ENTRIES SUPPLIED -
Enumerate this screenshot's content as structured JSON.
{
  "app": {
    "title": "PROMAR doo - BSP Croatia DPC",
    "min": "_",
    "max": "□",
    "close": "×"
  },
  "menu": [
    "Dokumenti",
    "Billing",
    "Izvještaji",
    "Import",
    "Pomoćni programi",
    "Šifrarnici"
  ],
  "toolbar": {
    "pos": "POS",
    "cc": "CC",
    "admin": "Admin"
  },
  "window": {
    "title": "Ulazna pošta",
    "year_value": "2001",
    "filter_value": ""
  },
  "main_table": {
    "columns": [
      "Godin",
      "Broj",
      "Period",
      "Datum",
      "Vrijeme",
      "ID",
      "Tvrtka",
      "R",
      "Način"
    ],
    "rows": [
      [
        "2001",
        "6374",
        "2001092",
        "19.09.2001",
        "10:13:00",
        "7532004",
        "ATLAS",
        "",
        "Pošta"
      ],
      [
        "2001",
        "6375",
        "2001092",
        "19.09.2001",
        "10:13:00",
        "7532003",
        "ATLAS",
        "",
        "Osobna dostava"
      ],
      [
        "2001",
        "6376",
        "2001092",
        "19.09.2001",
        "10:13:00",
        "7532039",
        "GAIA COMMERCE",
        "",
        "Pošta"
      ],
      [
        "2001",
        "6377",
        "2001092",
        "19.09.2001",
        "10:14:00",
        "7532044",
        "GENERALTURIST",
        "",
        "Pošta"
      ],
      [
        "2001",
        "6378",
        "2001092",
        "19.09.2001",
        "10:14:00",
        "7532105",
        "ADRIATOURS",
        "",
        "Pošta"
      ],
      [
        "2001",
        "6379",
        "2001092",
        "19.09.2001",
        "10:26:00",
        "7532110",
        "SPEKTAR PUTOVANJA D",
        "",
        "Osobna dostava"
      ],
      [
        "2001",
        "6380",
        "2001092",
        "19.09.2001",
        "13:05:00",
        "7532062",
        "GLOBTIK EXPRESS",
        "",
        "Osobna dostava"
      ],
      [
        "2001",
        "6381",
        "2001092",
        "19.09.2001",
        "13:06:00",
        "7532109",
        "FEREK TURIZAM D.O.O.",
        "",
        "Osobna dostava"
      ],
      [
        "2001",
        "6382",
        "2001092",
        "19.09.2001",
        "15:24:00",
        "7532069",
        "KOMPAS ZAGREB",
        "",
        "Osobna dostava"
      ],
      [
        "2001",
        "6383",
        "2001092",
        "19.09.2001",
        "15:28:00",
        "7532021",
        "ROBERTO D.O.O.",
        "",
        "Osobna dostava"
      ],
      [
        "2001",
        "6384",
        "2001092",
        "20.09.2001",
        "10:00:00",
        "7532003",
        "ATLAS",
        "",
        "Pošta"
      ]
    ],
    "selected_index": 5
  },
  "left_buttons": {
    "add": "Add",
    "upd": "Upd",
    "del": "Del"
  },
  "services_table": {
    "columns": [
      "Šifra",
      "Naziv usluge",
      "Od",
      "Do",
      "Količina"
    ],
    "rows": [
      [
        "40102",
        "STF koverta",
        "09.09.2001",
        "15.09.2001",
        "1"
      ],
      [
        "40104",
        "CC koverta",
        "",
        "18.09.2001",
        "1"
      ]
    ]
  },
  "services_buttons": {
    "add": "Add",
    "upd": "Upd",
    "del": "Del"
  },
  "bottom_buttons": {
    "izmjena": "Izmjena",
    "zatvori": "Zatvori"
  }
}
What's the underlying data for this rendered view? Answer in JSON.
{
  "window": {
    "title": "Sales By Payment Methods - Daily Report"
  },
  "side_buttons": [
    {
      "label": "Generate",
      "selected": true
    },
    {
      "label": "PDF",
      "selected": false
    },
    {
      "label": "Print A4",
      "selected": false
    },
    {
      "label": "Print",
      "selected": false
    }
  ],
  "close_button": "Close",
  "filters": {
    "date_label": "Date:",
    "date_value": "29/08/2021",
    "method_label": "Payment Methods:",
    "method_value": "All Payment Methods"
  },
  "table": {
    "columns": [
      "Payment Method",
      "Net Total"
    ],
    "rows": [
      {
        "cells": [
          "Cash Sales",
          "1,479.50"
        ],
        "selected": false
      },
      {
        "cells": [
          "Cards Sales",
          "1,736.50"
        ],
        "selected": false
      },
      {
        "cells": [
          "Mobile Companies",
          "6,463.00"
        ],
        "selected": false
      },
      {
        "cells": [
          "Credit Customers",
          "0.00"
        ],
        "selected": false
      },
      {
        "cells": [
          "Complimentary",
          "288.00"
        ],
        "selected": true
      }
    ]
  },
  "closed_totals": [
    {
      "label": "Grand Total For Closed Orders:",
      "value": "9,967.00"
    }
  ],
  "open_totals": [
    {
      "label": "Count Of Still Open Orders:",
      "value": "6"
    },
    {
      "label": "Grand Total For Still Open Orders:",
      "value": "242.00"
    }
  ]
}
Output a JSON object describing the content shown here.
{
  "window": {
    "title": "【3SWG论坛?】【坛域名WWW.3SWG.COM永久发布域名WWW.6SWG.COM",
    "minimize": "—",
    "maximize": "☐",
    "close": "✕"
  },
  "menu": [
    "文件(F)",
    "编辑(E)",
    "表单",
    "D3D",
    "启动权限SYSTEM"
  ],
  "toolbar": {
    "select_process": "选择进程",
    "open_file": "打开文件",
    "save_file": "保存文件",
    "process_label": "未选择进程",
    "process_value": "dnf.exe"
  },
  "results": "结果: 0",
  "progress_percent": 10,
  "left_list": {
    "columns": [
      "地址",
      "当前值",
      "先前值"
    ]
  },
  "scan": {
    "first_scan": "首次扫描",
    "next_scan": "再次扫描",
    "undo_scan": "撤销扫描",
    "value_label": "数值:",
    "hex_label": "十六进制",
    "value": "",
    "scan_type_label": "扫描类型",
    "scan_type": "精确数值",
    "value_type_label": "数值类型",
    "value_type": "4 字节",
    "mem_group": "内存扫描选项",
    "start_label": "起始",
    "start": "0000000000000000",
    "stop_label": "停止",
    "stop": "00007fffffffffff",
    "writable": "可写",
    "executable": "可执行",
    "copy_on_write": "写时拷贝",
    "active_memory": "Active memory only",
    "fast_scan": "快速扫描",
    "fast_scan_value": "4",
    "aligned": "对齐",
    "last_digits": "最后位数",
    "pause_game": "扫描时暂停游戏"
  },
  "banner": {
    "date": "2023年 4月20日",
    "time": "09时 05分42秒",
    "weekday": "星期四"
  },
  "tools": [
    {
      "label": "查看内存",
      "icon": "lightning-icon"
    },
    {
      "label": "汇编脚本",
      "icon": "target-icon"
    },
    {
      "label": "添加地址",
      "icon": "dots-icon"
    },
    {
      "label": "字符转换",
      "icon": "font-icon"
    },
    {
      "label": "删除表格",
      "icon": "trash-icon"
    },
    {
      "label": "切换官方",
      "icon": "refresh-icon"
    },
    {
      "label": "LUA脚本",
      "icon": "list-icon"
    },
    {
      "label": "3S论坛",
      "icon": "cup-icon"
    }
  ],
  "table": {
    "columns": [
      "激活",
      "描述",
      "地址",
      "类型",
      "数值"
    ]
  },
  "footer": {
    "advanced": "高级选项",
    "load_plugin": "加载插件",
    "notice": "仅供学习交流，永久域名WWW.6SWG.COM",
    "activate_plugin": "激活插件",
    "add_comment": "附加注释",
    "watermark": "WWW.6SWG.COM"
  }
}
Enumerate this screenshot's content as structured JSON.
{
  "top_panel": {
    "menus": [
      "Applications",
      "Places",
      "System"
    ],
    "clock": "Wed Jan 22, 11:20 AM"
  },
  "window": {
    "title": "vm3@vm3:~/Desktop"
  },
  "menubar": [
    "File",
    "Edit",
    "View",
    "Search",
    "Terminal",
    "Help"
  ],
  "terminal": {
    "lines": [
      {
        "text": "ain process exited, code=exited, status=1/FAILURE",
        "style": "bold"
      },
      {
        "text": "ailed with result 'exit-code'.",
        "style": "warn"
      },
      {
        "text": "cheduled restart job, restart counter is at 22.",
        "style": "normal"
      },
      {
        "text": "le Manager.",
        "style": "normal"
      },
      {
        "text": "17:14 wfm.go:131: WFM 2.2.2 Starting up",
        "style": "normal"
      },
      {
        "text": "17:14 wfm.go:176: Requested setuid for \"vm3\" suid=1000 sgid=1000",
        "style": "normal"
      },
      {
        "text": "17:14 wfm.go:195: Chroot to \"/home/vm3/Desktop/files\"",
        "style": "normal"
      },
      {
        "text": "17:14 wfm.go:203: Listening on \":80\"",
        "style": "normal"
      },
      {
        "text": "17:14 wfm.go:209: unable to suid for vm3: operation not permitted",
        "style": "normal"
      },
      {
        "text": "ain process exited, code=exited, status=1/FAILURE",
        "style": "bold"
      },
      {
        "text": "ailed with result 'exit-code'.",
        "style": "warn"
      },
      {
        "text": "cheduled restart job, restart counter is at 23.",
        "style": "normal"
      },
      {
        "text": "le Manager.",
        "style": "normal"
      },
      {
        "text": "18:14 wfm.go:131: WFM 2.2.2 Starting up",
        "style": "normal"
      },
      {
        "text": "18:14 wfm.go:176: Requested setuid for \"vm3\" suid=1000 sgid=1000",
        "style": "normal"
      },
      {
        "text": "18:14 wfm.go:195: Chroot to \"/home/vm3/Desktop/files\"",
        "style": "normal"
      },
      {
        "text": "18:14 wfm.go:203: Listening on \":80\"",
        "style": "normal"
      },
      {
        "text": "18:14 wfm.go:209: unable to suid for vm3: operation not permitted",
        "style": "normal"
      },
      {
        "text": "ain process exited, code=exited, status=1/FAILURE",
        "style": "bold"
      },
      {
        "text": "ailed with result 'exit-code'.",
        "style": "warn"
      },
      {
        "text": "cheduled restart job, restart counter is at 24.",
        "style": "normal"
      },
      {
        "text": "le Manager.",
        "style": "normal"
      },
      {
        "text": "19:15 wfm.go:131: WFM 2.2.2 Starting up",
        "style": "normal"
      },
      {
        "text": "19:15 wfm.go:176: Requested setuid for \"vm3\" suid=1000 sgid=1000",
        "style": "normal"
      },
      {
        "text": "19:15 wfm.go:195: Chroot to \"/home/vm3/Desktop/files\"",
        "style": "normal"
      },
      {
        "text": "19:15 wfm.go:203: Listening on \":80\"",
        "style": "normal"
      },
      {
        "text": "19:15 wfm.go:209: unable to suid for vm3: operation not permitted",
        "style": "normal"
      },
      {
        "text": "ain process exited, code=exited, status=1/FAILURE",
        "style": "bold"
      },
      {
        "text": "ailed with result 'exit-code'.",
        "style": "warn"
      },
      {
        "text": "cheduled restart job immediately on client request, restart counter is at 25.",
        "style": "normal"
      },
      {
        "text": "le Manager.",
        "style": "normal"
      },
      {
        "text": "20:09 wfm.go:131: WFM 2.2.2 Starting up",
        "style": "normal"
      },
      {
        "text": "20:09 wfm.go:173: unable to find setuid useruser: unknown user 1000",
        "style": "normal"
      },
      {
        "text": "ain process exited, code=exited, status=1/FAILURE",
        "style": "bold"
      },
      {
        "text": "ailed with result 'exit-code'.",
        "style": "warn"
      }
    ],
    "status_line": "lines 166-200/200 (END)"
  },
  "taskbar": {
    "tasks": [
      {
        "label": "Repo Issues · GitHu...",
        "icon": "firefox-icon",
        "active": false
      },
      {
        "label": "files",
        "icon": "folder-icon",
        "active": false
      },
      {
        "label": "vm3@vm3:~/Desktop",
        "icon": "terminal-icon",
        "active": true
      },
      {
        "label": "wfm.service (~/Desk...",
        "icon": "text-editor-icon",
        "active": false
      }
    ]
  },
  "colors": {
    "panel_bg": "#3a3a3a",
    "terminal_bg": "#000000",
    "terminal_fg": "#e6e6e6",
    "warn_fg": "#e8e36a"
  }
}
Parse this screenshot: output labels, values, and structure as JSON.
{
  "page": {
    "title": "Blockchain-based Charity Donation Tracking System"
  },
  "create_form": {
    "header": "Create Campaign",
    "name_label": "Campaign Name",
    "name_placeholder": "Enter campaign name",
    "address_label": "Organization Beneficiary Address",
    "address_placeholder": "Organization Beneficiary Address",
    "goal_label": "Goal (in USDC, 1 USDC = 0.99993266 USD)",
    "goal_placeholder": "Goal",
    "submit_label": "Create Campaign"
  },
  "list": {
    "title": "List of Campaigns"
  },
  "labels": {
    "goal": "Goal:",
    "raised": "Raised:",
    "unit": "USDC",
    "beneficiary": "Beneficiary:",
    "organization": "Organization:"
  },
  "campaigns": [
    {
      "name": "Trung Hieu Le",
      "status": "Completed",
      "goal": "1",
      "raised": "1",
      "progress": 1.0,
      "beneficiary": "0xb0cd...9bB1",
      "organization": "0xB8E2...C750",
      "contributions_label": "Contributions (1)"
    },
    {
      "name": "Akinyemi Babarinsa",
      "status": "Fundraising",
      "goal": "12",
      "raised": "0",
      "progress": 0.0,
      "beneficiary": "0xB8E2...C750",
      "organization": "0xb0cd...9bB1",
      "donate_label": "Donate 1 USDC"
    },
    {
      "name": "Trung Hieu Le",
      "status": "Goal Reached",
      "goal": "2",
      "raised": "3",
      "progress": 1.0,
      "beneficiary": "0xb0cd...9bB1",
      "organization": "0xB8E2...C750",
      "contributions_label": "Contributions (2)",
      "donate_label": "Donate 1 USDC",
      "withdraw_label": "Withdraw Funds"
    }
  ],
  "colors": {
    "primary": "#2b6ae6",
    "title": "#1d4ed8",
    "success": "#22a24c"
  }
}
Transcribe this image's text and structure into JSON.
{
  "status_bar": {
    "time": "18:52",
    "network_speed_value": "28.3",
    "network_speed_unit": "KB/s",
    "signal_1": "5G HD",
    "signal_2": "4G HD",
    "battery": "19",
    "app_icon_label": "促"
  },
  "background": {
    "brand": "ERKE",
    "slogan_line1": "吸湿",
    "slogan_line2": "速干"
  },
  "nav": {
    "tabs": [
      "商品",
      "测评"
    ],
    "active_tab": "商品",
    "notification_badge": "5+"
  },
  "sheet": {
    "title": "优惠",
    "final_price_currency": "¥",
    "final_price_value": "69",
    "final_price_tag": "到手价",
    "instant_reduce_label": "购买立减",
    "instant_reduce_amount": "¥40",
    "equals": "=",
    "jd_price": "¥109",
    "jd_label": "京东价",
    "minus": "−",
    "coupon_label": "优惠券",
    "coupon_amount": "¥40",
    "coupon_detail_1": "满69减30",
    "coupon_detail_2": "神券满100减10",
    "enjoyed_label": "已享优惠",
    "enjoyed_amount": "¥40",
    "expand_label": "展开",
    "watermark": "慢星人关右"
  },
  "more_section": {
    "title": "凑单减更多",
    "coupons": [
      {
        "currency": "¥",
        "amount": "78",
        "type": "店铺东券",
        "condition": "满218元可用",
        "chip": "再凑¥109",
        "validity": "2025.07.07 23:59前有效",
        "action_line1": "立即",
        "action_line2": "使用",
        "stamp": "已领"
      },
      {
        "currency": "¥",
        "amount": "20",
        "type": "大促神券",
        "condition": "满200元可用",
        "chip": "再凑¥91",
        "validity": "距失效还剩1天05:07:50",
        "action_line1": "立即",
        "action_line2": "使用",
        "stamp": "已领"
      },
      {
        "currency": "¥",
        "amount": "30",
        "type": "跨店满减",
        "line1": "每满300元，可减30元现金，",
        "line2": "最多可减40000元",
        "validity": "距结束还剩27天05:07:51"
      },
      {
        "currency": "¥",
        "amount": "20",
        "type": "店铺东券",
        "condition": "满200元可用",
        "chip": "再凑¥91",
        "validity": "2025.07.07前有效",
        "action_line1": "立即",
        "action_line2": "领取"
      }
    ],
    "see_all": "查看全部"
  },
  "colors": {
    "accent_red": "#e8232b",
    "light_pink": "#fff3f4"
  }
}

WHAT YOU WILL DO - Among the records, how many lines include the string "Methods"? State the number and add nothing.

OUTPUT FOR THIS EXERCISE - 3